Yesterday's post contained three questions relating to baseball's rules.
How did you do? Here are the questions and the answers along with a brief explanation.
Question #1: With a man on first, the batter hits a grounder to second. The second-baseman fields the ball with his bare hand and, without transferring the ball to the glove, tags second base. He then throws wide to first base. The first-baseman gets the ball with his bare hand, then tags the runner with his glove (still holding the ball in his bare hand). What’s the call?
Answer: The runner at second is out, the runner at first is safe.
When tagging the base, the fielder only has to have control of the ball and be touching the bag.

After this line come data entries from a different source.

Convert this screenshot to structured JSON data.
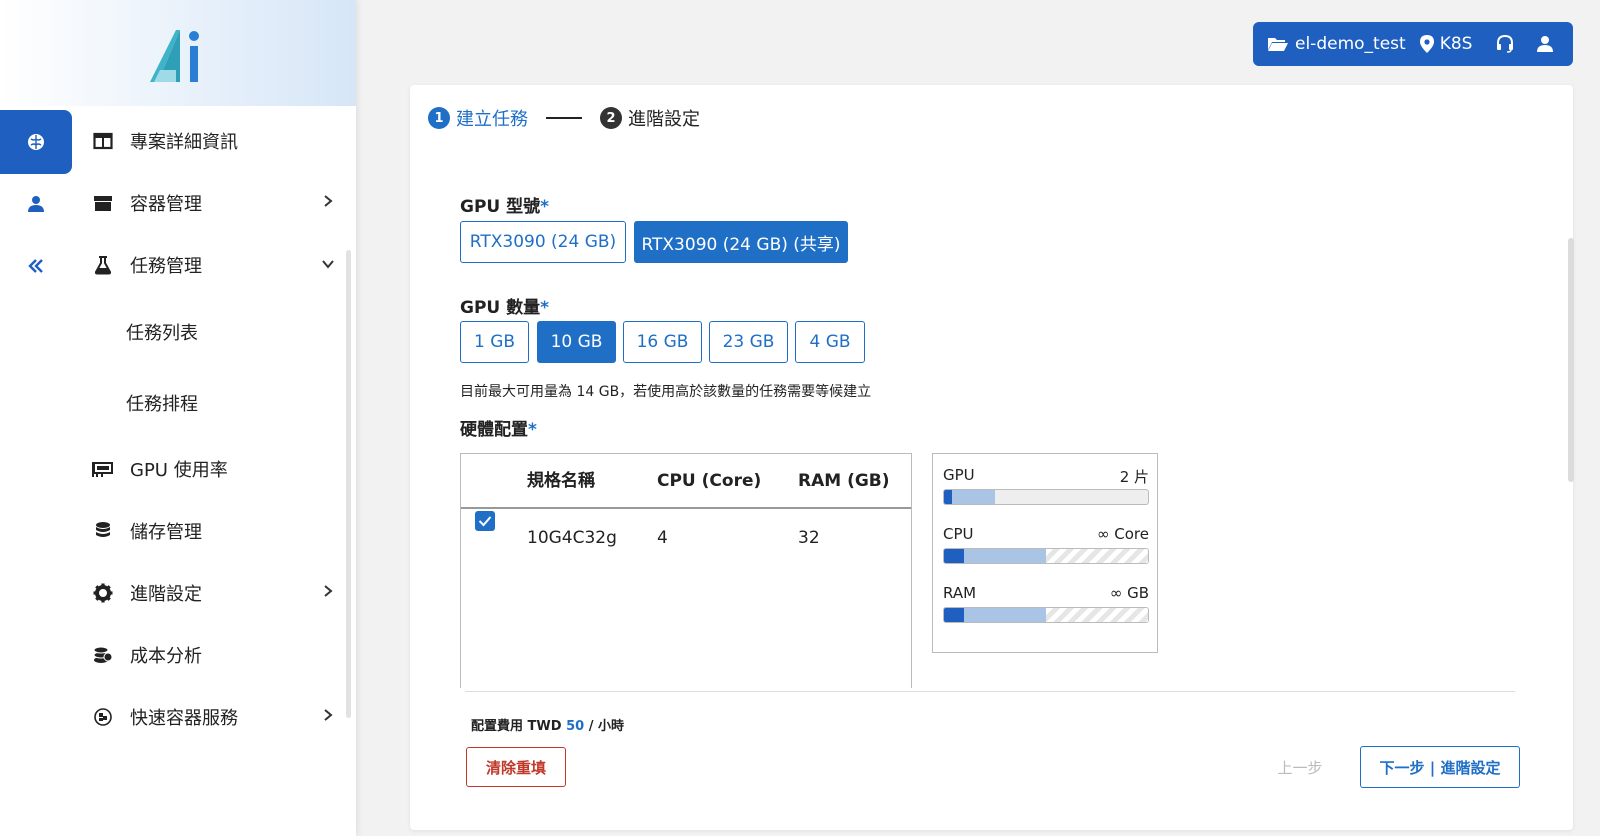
{
  "colors": {
    "primary": "#1f5fbf",
    "accent": "#1f6fc7",
    "danger": "#c0392b",
    "muted": "#bbbbbb"
  },
  "sidebar": {
    "rail": [
      {
        "icon": "brain-icon",
        "active": true
      },
      {
        "icon": "user-icon",
        "active": false
      },
      {
        "icon": "double-chevron-left-icon",
        "active": false
      }
    ],
    "items": [
      {
        "label": "專案詳細資訊",
        "icon": "columns-icon",
        "chevron": ""
      },
      {
        "label": "容器管理",
        "icon": "box-icon",
        "chevron": "›"
      },
      {
        "label": "任務管理",
        "icon": "flask-icon",
        "chevron": "⌄"
      },
      {
        "label": "任務列表",
        "icon": "",
        "chevron": ""
      },
      {
        "label": "任務排程",
        "icon": "",
        "chevron": ""
      },
      {
        "label": "GPU 使用率",
        "icon": "gpu-card-icon",
        "chevron": ""
      },
      {
        "label": "儲存管理",
        "icon": "database-icon",
        "chevron": ""
      },
      {
        "label": "進階設定",
        "icon": "gear-icon",
        "chevron": "›"
      },
      {
        "label": "成本分析",
        "icon": "coins-icon",
        "chevron": ""
      },
      {
        "label": "快速容器服務",
        "icon": "cubes-icon",
        "chevron": "›"
      }
    ]
  },
  "topbar": {
    "project": "el-demo_test",
    "cluster": "K8S"
  },
  "stepper": {
    "steps": [
      {
        "num": "1",
        "label": "建立任務"
      },
      {
        "num": "2",
        "label": "進階設定"
      }
    ]
  },
  "form": {
    "gpu_model": {
      "label": "GPU 型號",
      "required": "*",
      "options": [
        "RTX3090 (24 GB)",
        "RTX3090 (24 GB) (共享)"
      ],
      "selected": 1
    },
    "gpu_count": {
      "label": "GPU 數量",
      "required": "*",
      "options": [
        "1 GB",
        "10 GB",
        "16 GB",
        "23 GB",
        "4 GB"
      ],
      "selected": 1,
      "hint": "目前最大可用量為 14 GB，若使用高於該數量的任務需要等候建立"
    },
    "hardware": {
      "label": "硬體配置",
      "required": "*",
      "columns": [
        "規格名稱",
        "CPU (Core)",
        "RAM (GB)"
      ],
      "rows": [
        {
          "name": "10G4C32g",
          "cpu": "4",
          "ram": "32",
          "checked": true
        }
      ]
    }
  },
  "usage": [
    {
      "name": "GPU",
      "value": "2 片",
      "used": 0.04,
      "requested": 0.25,
      "hatched": false
    },
    {
      "name": "CPU",
      "value": "∞ Core",
      "used": 0.1,
      "requested": 0.5,
      "hatched": true
    },
    {
      "name": "RAM",
      "value": "∞ GB",
      "used": 0.1,
      "requested": 0.5,
      "hatched": true
    }
  ],
  "footer": {
    "cost_prefix": "配置費用 TWD",
    "cost_amount": "50",
    "cost_suffix": "/ 小時",
    "clear": "清除重填",
    "prev": "上一步",
    "next": "下一步 | 進階設定"
  }
}
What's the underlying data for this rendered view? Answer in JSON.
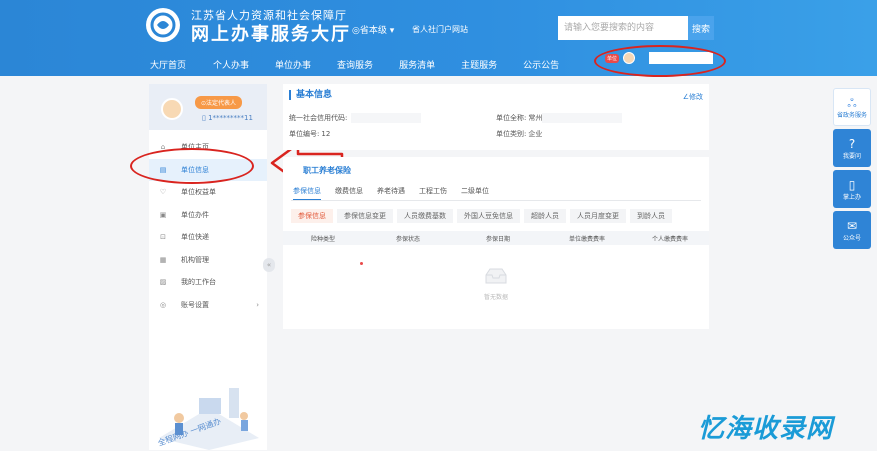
{
  "header": {
    "org_name": "江苏省人力资源和社会保障厅",
    "hall_name": "网上办事服务大厅",
    "region": "◎省本级 ▾",
    "personal_portal": "省人社门户网站",
    "search_placeholder": "请输入您要搜索的内容",
    "search_button": "搜索",
    "nav": [
      "大厅首页",
      "个人办事",
      "单位办事",
      "查询服务",
      "服务清单",
      "主题服务",
      "公示公告"
    ],
    "user_badge": "单位"
  },
  "sidebar": {
    "role_badge": "⊙法定代表人",
    "phone": "1*********11",
    "items": [
      {
        "label": "单位主页",
        "icon": "home-icon",
        "glyph": "⌂"
      },
      {
        "label": "单位信息",
        "icon": "document-icon",
        "glyph": "▤"
      },
      {
        "label": "单位权益单",
        "icon": "shield-icon",
        "glyph": "♡"
      },
      {
        "label": "单位办件",
        "icon": "file-icon",
        "glyph": "▣"
      },
      {
        "label": "单位快递",
        "icon": "express-icon",
        "glyph": "⊡"
      },
      {
        "label": "机构管理",
        "icon": "org-icon",
        "glyph": "▦"
      },
      {
        "label": "我的工作台",
        "icon": "workbench-icon",
        "glyph": "▨"
      },
      {
        "label": "账号设置",
        "icon": "settings-icon",
        "glyph": "◎"
      }
    ],
    "collapse": "«"
  },
  "basic_info": {
    "title": "基本信息",
    "edit": "∠修改",
    "credit_code_label": "统一社会信用代码:",
    "full_name_label": "单位全称:",
    "full_name_value": "常州",
    "unit_no_label": "单位编号:",
    "unit_no_value": "12",
    "unit_type_label": "单位类别:",
    "unit_type_value": "企业"
  },
  "pension": {
    "title": "职工养老保险",
    "tabs": [
      "参保信息",
      "缴费信息",
      "养老待遇",
      "工程工伤",
      "二级单位"
    ],
    "subtabs": [
      "参保信息",
      "参保信息变更",
      "人员缴费基数",
      "外国人豆免信息",
      "超龄人员",
      "人员月度变更",
      "到龄人员"
    ],
    "columns": [
      "险种类型",
      "参保状态",
      "参保日期",
      "单位缴费费率",
      "个人缴费费率"
    ],
    "empty_text": "暂无数据"
  },
  "float_bar": [
    {
      "label": "省政务服务",
      "icon": "gov-logo-icon",
      "glyph": "ஃ"
    },
    {
      "label": "我要问",
      "icon": "question-icon",
      "glyph": "?"
    },
    {
      "label": "掌上办",
      "icon": "mobile-icon",
      "glyph": "▯"
    },
    {
      "label": "公众号",
      "icon": "wechat-icon",
      "glyph": "✉"
    }
  ],
  "watermark": "忆海收录网",
  "colors": {
    "primary": "#2b86d6",
    "annotation_red": "#d9241f",
    "badge_orange": "#f79947"
  }
}
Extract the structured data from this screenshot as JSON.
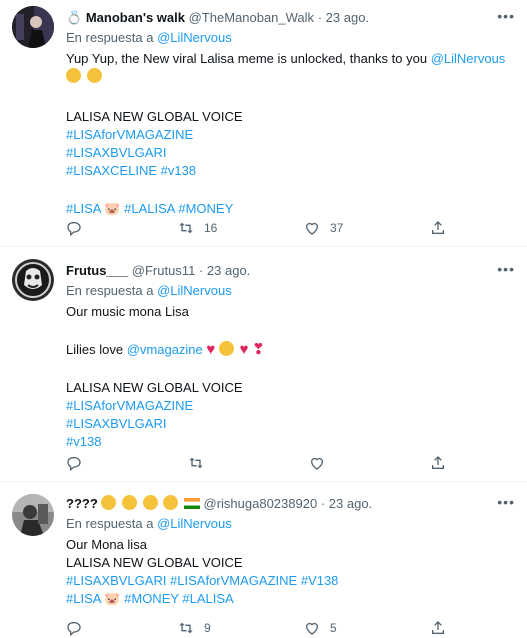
{
  "tweets": [
    {
      "name": "Manoban's walk",
      "handle": "@TheManoban_Walk",
      "time": "23 ago.",
      "reply_prefix": "En respuesta a",
      "reply_to": "@LilNervous",
      "text_main": "Yup Yup,  the New viral Lalisa meme is unlocked, thanks to you ",
      "text_mention": "@LilNervous",
      "line_voice": "LALISA NEW GLOBAL VOICE",
      "tags1": "#LISAforVMAGAZINE",
      "tags2": "#LISAXBVLGARI",
      "tags3": "#LISAXCELINE #v138",
      "tag_lisa": "#LISA",
      "tags_rest": "#LALISA #MONEY",
      "retweets": "16",
      "likes": "37"
    },
    {
      "name": "Frutus___",
      "handle": "@Frutus11",
      "time": "23 ago.",
      "reply_prefix": "En respuesta a",
      "reply_to": "@LilNervous",
      "line1": "Our music mona Lisa",
      "line2_prefix": "Lilies love ",
      "line2_mention": "@vmagazine",
      "line_voice": "LALISA NEW GLOBAL VOICE",
      "tags1": "#LISAforVMAGAZINE",
      "tags2": "#LISAXBVLGARI",
      "tags3": "#v138"
    },
    {
      "name": "????",
      "handle": "@rishuga80238920",
      "time": "23 ago.",
      "reply_prefix": "En respuesta a",
      "reply_to": "@LilNervous",
      "line1": "Our Mona lisa",
      "line_voice": "LALISA NEW GLOBAL VOICE",
      "tags1": "#LISAXBVLGARI  #LISAforVMAGAZINE  #V138",
      "tag_lisa": "#LISA",
      "tags_rest": "#MONEY #LALISA",
      "retweets": "9",
      "likes": "5"
    }
  ],
  "ui": {
    "dot": "·",
    "more": "•••"
  }
}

When tagging a runner, the fielder has to either tag him with the ball or the gloved hand with the ball in it.
Question #2: There’s a man on first with one out. The batter hits a grounder to first, but the runner freezes and doesn’t move off of first base. What does the first-baseman have to do to get a double-play?

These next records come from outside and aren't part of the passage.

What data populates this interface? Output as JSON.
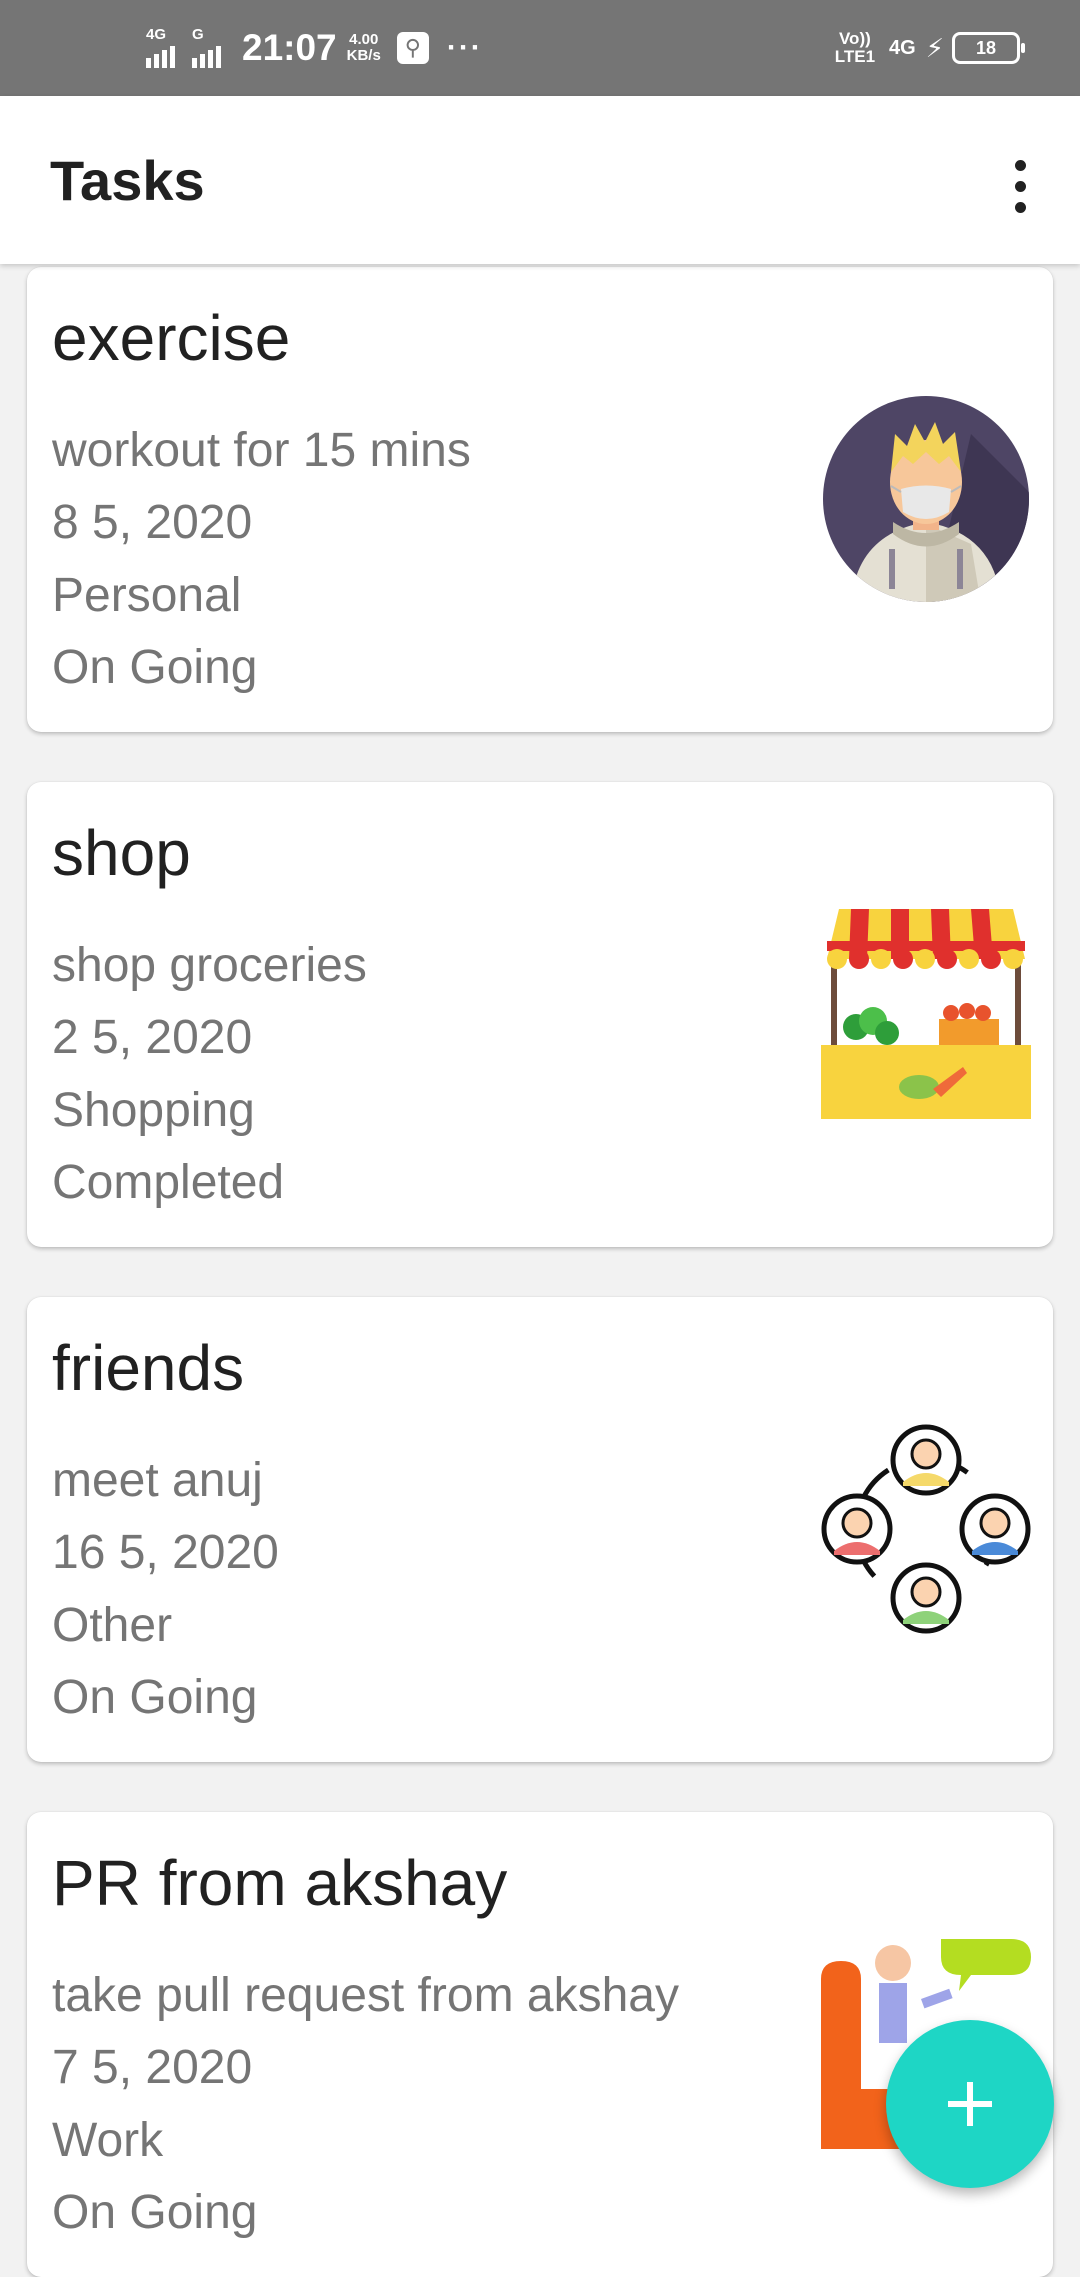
{
  "status_bar": {
    "sim1_label": "4G",
    "sim2_label": "G",
    "time": "21:07",
    "speed_value": "4.00",
    "speed_unit": "KB/s",
    "more": "···",
    "volte_top": "Vo))",
    "volte_bottom": "LTE1",
    "network": "4G",
    "battery": "18"
  },
  "app_bar": {
    "title": "Tasks",
    "overflow_icon": "more-vert-icon"
  },
  "tasks": [
    {
      "title": "exercise",
      "description": "workout for 15 mins",
      "date": "8 5, 2020",
      "category": "Personal",
      "status": "On Going",
      "image": "masked-person-avatar"
    },
    {
      "title": "shop",
      "description": "shop groceries",
      "date": "2 5, 2020",
      "category": "Shopping",
      "status": "Completed",
      "image": "market-stall"
    },
    {
      "title": "friends",
      "description": "meet anuj",
      "date": "16 5, 2020",
      "category": "Other",
      "status": "On Going",
      "image": "friends-circle"
    },
    {
      "title": "PR from akshay",
      "description": "take pull request from akshay",
      "date": "7 5, 2020",
      "category": "Work",
      "status": "On Going",
      "image": "conversation-chair"
    }
  ],
  "fab": {
    "icon": "plus-icon",
    "color": "#1ed6c5"
  },
  "colors": {
    "status_bar": "#757575",
    "primary_text": "#212121",
    "secondary_text": "#757575",
    "background": "#f2f2f2"
  }
}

Answer: Tag the runner, then touch the base. Specifically in that order.
Once the grounder is hit, first base belongs to the batter. But if the first-baseman touches the bag or tags the batter before getting the runner out, the runner can safely stay on first base. So he has to tag out the runner then get the batter out.

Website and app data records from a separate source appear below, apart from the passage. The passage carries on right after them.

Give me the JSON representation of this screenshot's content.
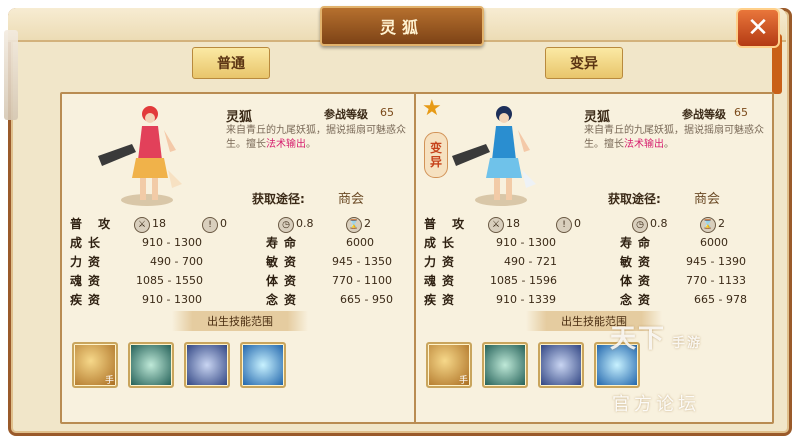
{
  "window": {
    "title": "灵狐",
    "close_label": "✕"
  },
  "tabs": [
    "普通",
    "变异"
  ],
  "panels": [
    {
      "name": "灵狐",
      "level_label": "参战等级",
      "level": "65",
      "desc_pre": "来自青丘的九尾妖狐，据说摇扇可魅惑众生。擅长",
      "desc_hl": "法术输出",
      "desc_post": "。",
      "source_label": "获取途径:",
      "source": "商会",
      "attack_label": "普 攻",
      "icons": [
        {
          "name": "sword-icon",
          "glyph": "⚔",
          "value": "18"
        },
        {
          "name": "exclaim-icon",
          "glyph": "!",
          "value": "0"
        },
        {
          "name": "clock-icon",
          "glyph": "◷",
          "value": "0.8"
        },
        {
          "name": "hourglass-icon",
          "glyph": "⌛",
          "value": "2"
        }
      ],
      "stats_left": [
        {
          "label": "成长",
          "value": "910 - 1300"
        },
        {
          "label": "力资",
          "value": "490 - 700"
        },
        {
          "label": "魂资",
          "value": "1085 - 1550"
        },
        {
          "label": "疾资",
          "value": "910 - 1300"
        }
      ],
      "stats_right": [
        {
          "label": "寿命",
          "value": "6000"
        },
        {
          "label": "敏资",
          "value": "945 - 1350"
        },
        {
          "label": "体资",
          "value": "770 - 1100"
        },
        {
          "label": "念资",
          "value": "665 - 950"
        }
      ],
      "skill_banner": "出生技能范围"
    },
    {
      "name": "灵狐",
      "level_label": "参战等级",
      "level": "65",
      "variant_tag": [
        "变",
        "异"
      ],
      "desc_pre": "来自青丘的九尾妖狐，据说摇扇可魅惑众生。擅长",
      "desc_hl": "法术输出",
      "desc_post": "。",
      "source_label": "获取途径:",
      "source": "商会",
      "attack_label": "普 攻",
      "icons": [
        {
          "name": "sword-icon",
          "glyph": "⚔",
          "value": "18"
        },
        {
          "name": "exclaim-icon",
          "glyph": "!",
          "value": "0"
        },
        {
          "name": "clock-icon",
          "glyph": "◷",
          "value": "0.8"
        },
        {
          "name": "hourglass-icon",
          "glyph": "⌛",
          "value": "2"
        }
      ],
      "stats_left": [
        {
          "label": "成长",
          "value": "910 - 1300"
        },
        {
          "label": "力资",
          "value": "490 - 721"
        },
        {
          "label": "魂资",
          "value": "1085 - 1596"
        },
        {
          "label": "疾资",
          "value": "910 - 1339"
        }
      ],
      "stats_right": [
        {
          "label": "寿命",
          "value": "6000"
        },
        {
          "label": "敏资",
          "value": "945 - 1390"
        },
        {
          "label": "体资",
          "value": "770 - 1133"
        },
        {
          "label": "念资",
          "value": "665 - 978"
        }
      ],
      "skill_banner": "出生技能范围"
    }
  ],
  "skill_hand_label": "手",
  "watermark": {
    "main": "天下",
    "sub": "手游",
    "bottom": "官方论坛"
  },
  "colors": {
    "frame": "#9a5a2a",
    "accent": "#d61f6e",
    "close": "#c24a1c"
  }
}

Question#3: True or false: A pitcher can get called for a balk when the bases are empty.
By definition, there must be a runner on base for there to be a balk. Generally, when a pitcher does something that would be a balk, but there are no runners, it is a "no call." If the pitch is not delivered, it's nothing. If the pitch is delivered, it's live and in play, unless it's an illegal pitch (and we'll leave what constitutes an illegal pitch for another time).
Thanks for playing. Now ...
Photo: Oriole Park at Camden Yards in Baltimore, Maryland, is the best baseball-only stadium in the world (in my totally biased opinion). It's just a short walk away from Babe Ruth's birthplace.